Most people fail multiple times, but they can still be successful in life if they “fail forward.”  In other words, they learn something from failing and then keep on moving on. Do you allow your teen to move on, or do you keep bringing up their past mistakes?  Part of moving on comes from just expressing the mistake they made to you, instead of holding it in. Does your teen feel secure in sharing mistakes with you?

Like it or not, your children will emulate you. By being open about the poor choices you’ve made, you can make sure they’ll emulate how you would have done it differently if you could have. By your example and the remorse you express, they’ll learn a better way to deal with their own decisions and they’ll be more likely to open up to you about their own mistakes.  When a teen understands that his parents aren’t perfect, it gives him freedom to express and confess his own failings, and to also identify his own need for a Savior.

ABOUT THE AUTHOR

Mark Gregston is an author, speaker, radio host, and the founder and director of Heartlight, a residential counseling center for struggling teens located in Longview, Texas.  He has been married to his wife, Jan, for 40 years, has two kids, and four grandkids.  He lives in Longview, Texas, with the Heartlight staff, 60 high school kids, 25 horses, his dog, Stitch, two llamas, and a prized donkey named Toy.

His past involvement as a youth pastor, Young Life area director, and living with more than 2,800 teens has prepared Mark to share his insights and wisdom about parenting pre-teens and adolescents.

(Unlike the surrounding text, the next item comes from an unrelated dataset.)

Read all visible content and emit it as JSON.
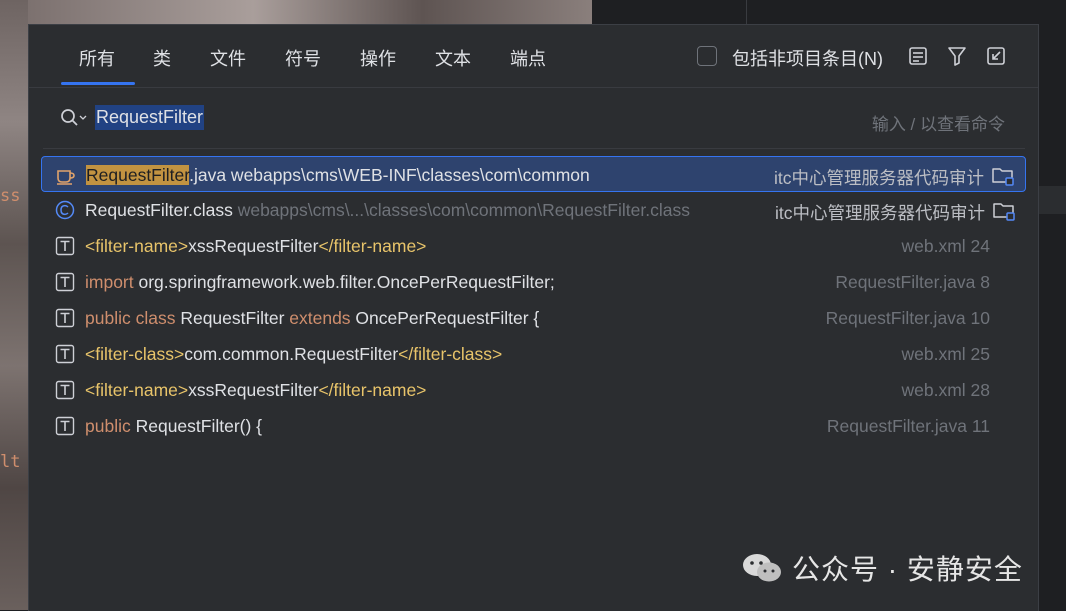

You can find out more about Heartlight at HeartlightMinistries.orgYou can also call Heartlight directly at (903) 668-2173.

Mark is also the host of the radio program Parenting Today’s Teen; heard on over 1,600 radio outlets nationwide. Visit ParentingTodaysTeens.org where you’ll find more parenting resources and find a station near you that carries the daily 60-second features or the 30-minute weekend program.  Download the Parenting Today’s Teens App for Apple or Android, it’s a great way to listen on your schedule.